We compared the influence of patch-burn grazing to traditional range management practices on abundance of the most economically injurious fly parasites of cattle. Horn flies (Haematobia irritans), face flies (Musca autumnalis), stable flies (Stomoxys calcitrans), and horse flies (Tabanus spp.) were assessed at study locations in Oklahoma and Iowa, USA, in 2012 and 2013. Experiments at both locations were spatially replicated three times on rangeland grazed by mature Angus cows. Grazing was year-long in Oklahoma and seasonal in Iowa from May to September. One-third of patch-burn pastures were burned annually, and traditionally managed pastures were burned completely in 2012 but not at all in 2013. Because of significant location effects, we analyzed locations separately with a mixed effects model. Horn flies and face flies were below economic thresholds with patch-burn grazing but at or above economic thresholds in unburned pastures in Iowa. Pastures in Iowa that were burned in their entirety had fewer horn flies but did not have fewer face flies when compared with no burning. There was no difference among treatments in horn fly or face fly abundance in Oklahoma pastures. Stable flies on both treatments at both locations never exceeded the economic threshold regardless of treatment. Minimizing hay feeding coupled with regular fire could maintain low stable fly infestations. Horse flies at both locations and face flies in Oklahoma were in such low abundance that treatment differences were difficult to detect or explain. The lack of a treatment effect in Oklahoma and variable year effects are the result of a drought year followed by a wet year, reducing the strength of feedbacks driving grazing behavior on pastures burned with patchy fires. Patch-burning or periodically burning entire pastures in mesic grasslands is a viable cultural method for managing some parasitic flies when drought is not a constraint.
You have requested a machine translation of selected content from our databases. This functionality is provided solely for your convenience and is in no way intended to replace human translation. Neither BioOne nor the owners and publishers of the content make, and they explicitly disclaim, any express or implied representations or warranties of any kind, including, without limitation, representations and warranties as to the functionality of the translation feature or the accuracy or completeness of the translations.
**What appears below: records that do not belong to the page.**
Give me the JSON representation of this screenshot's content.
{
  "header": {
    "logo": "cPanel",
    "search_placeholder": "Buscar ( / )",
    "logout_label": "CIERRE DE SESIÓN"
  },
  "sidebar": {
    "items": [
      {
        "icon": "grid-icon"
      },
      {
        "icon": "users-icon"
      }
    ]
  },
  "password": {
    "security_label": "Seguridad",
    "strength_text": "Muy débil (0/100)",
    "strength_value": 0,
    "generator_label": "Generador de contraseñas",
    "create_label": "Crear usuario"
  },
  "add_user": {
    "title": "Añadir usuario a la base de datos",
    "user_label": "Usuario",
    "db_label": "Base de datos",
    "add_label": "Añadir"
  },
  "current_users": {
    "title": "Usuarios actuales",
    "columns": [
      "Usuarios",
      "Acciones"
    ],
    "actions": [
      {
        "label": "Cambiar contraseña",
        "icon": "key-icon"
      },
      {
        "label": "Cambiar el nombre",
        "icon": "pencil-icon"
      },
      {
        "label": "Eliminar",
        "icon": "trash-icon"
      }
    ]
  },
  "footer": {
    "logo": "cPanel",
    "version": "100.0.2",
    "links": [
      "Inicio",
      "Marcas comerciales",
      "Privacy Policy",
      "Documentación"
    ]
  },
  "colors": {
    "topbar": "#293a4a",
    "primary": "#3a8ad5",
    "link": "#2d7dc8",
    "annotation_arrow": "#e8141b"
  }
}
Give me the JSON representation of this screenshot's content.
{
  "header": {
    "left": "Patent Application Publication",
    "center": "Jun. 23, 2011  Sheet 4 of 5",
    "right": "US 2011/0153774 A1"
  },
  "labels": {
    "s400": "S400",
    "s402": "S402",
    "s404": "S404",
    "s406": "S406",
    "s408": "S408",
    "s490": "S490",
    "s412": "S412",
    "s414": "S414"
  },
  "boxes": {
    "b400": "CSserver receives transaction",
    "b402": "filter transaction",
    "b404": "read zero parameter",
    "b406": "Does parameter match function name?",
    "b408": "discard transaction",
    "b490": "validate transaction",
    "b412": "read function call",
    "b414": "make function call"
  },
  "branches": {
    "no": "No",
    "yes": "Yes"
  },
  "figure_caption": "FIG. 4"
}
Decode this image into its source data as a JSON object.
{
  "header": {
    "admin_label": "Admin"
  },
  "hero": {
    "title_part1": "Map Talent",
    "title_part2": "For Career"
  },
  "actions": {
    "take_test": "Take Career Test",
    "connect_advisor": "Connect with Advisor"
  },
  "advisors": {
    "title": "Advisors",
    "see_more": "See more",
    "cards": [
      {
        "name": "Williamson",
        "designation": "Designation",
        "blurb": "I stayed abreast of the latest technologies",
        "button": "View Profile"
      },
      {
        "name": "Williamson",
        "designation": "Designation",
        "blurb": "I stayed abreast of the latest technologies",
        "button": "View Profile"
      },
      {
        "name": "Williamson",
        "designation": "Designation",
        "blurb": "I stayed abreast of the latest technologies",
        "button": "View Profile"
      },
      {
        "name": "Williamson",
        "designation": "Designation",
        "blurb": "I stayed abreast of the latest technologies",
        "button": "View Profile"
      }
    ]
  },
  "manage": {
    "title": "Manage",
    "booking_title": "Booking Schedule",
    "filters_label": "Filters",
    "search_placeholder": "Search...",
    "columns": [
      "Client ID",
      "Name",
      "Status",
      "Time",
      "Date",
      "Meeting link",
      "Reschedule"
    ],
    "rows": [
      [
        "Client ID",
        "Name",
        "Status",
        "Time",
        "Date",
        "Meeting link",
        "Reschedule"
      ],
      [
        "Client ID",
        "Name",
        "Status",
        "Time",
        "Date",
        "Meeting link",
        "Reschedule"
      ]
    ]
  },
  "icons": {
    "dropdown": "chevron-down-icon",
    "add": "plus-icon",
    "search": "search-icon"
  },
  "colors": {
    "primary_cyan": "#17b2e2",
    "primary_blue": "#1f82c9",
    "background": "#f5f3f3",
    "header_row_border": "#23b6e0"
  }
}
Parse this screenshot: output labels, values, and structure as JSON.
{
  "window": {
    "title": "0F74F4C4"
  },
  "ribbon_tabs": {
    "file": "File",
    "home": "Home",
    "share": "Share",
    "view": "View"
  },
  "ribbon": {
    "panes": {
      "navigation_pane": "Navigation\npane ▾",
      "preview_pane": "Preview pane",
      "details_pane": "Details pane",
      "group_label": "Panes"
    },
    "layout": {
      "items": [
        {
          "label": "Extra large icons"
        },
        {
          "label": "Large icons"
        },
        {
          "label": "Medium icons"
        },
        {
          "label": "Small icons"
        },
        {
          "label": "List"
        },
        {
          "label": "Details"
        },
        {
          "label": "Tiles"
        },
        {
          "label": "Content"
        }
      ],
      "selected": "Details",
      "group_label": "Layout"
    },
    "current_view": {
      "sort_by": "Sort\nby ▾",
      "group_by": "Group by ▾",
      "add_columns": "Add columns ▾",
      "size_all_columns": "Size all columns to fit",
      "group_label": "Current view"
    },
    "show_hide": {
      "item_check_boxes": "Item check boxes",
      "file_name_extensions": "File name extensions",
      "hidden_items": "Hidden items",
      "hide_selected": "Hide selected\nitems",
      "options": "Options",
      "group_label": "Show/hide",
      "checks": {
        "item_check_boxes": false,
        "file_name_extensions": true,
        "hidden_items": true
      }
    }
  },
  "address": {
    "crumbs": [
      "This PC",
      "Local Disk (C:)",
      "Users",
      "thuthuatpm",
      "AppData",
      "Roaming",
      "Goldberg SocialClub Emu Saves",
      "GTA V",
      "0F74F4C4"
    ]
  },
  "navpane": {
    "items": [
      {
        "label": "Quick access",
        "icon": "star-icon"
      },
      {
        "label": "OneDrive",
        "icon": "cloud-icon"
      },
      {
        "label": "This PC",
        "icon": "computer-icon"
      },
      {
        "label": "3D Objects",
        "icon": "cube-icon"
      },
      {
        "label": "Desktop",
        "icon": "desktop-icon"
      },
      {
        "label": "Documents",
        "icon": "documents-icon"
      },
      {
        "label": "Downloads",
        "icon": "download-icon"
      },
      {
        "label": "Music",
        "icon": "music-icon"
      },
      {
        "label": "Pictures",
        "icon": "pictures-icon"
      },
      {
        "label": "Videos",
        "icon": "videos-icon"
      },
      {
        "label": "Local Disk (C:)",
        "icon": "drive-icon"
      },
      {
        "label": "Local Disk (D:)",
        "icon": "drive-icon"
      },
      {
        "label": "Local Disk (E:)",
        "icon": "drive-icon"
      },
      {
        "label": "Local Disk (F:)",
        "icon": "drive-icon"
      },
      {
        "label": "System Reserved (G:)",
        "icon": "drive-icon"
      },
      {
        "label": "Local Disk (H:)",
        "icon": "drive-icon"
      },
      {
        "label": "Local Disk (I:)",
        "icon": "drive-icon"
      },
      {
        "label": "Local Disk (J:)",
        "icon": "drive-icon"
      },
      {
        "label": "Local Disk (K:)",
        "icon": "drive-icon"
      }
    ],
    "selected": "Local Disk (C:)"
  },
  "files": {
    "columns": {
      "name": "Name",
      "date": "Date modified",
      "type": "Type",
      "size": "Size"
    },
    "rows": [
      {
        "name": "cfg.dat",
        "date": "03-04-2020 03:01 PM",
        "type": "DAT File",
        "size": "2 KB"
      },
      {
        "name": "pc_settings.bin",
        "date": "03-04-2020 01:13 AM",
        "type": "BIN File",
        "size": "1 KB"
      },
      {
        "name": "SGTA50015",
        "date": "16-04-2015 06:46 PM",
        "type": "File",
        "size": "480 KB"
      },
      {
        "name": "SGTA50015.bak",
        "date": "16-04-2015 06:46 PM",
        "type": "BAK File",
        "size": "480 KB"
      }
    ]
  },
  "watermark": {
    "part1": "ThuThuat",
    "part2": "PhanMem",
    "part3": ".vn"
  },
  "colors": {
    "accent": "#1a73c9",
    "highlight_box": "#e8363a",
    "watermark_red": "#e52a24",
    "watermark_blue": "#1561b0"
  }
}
Translations are not retained in our system. Your use of this feature and the translations is subject to all use restrictions contained in the Terms and Conditions of Use of the BioOne website.
Vol. 68 • No. 3